    Hasn’t seemed to hurt my own copywriting practice any .

    Shel Horowitz

    Comment by Shel Horowitz, Ethical Marketing Expert — October 29, 2006 @ 7:16 am

  5. [...] Andrew Bourland, founder of ClickZ and a very successful entrepreneur, did a wonderful blog post on how proud he was of his competitors, and how their strategy of offering great information all year round made their expensive conference a very easy sell. So chances are good that they are one of the resources you would have turned to, along with Business Blog Consulting, for information and guidance on business blogging. You might have bookmarked us both in your list of RSS feeds you check regularly, and if you haven’t already, you should. [...]

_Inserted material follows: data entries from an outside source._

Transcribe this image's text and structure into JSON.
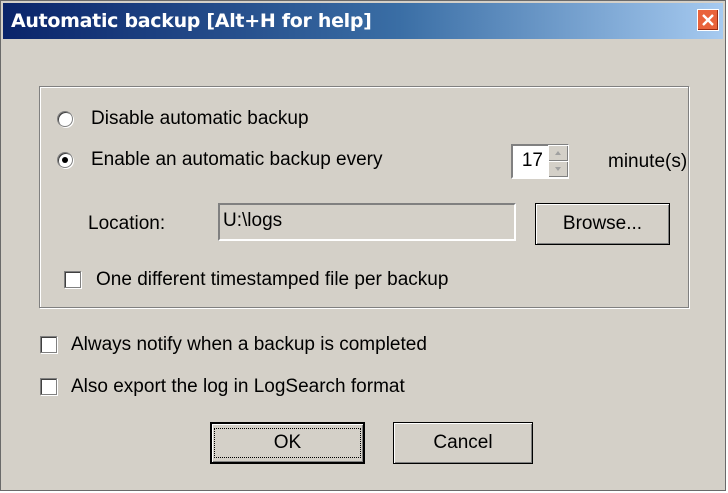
{
  "window": {
    "title": "Automatic backup [Alt+H for help]"
  },
  "backup_mode": {
    "disable_label": "Disable automatic backup",
    "enable_label": "Enable an automatic backup every",
    "selected": "enable"
  },
  "interval": {
    "value": "17",
    "unit_label": "minute(s)"
  },
  "location": {
    "label": "Location:",
    "value": "U:\\logs",
    "browse_label": "Browse..."
  },
  "options": {
    "timestamped_label": "One different timestamped file per backup",
    "timestamped_checked": false,
    "notify_label": "Always notify when a backup is completed",
    "notify_checked": false,
    "export_label": "Also export the log in LogSearch format",
    "export_checked": false
  },
  "buttons": {
    "ok_label": "OK",
    "cancel_label": "Cancel"
  },
  "icons": [
    "close-icon",
    "spin-up-icon",
    "spin-down-icon"
  ]
}
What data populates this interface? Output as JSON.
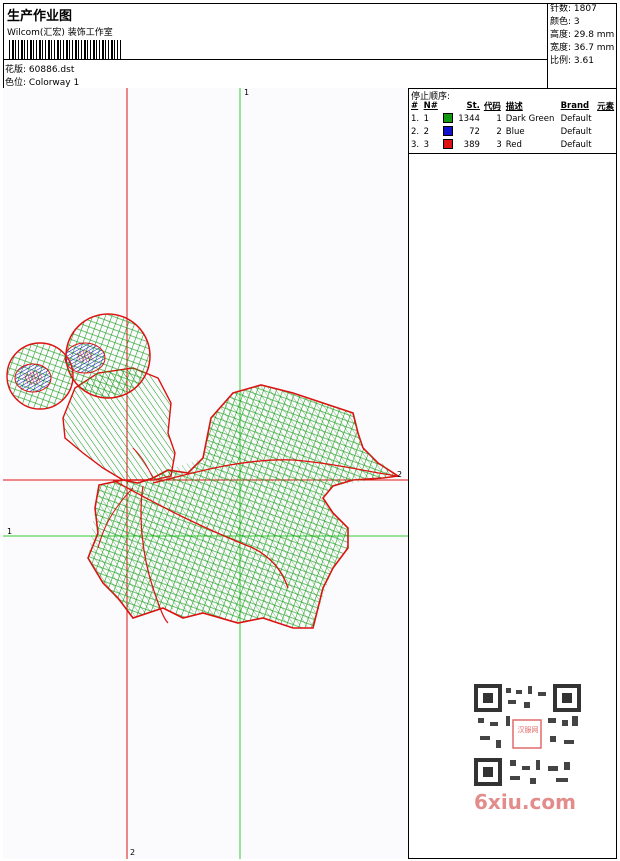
{
  "header": {
    "title": "生产作业图",
    "company": "Wilcom(汇宏) 装饰工作室",
    "design_label": "花版:",
    "design_value": "60886.dst",
    "colorway_label": "色位:",
    "colorway_value": "Colorway 1"
  },
  "info": {
    "stitches": "针数: 1807",
    "colors": "颜色: 3",
    "height": "高度: 29.8 mm",
    "width": "宽度: 36.7 mm",
    "scale": "比例: 3.61"
  },
  "stop_sequence": {
    "title": "停止顺序:",
    "headers": [
      "#",
      "N#",
      "St.",
      "代码",
      "描述",
      "Brand",
      "元素"
    ],
    "rows": [
      {
        "idx": "1.",
        "n": "1",
        "color": "#119911",
        "st": "1344",
        "code": "1",
        "desc": "Dark Green",
        "brand": "Default"
      },
      {
        "idx": "2.",
        "n": "2",
        "color": "#1111cc",
        "st": "72",
        "code": "2",
        "desc": "Blue",
        "brand": "Default"
      },
      {
        "idx": "3.",
        "n": "3",
        "color": "#dd1111",
        "st": "389",
        "code": "3",
        "desc": "Red",
        "brand": "Default"
      }
    ]
  },
  "canvas": {
    "guide_labels": {
      "top": "1",
      "left": "1",
      "bottom": "2",
      "right": "2"
    }
  },
  "watermark": {
    "text": "6xiu.com",
    "qr_center": "汉服网"
  },
  "colors": {
    "green": "#119911",
    "red": "#dd1111",
    "blue": "#1111cc",
    "guide_green": "#33cc33"
  }
}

    Pingback by Principled Profit » Andy Bourland Understands–Competitors are Allies — October 29, 2006 @ 7:26 am

  6. Allies– yes!! Competitors, hmmmmm. As someone who is mainly concerned with trying to create a place where all business bloggers can converge to share best practices, I want all authors and business blogging sites to feel like the blog business summit can be home to them.

    That’s why our book promotion is about giving the title away (vs selling it), so we can spread the word about the conference.

    In fact, any other business blogging authors who want to promote their book, let me know and I’ll email every person who ordered ours, with any discounts or related special offers that you’ve got. I’m steve AT you-know-what

    It’s true that we also do some consulting, which moves us into a mildly competitive arena with some of what this site is pursuing, but we view consulting as critical editorial development for the conferences, not so much as our core revenue generation center…

    Comment by Steve Broback — October 30, 2006 @ 4:12 pm

Leave a comment


(required but not published)

RSS feed for comments on this post. TrackBack URI




Posts via e-mail

Enter your email address:

Delivered by FeedBurner

Recent Posts:


Buzz Cloud:

Recent Readers:

Tag Cloud:


types of depression migraine symptoms building muscle for women how to get rid of back acne fast how to beat depression treatment for depression painkiller addiction signs workouts for women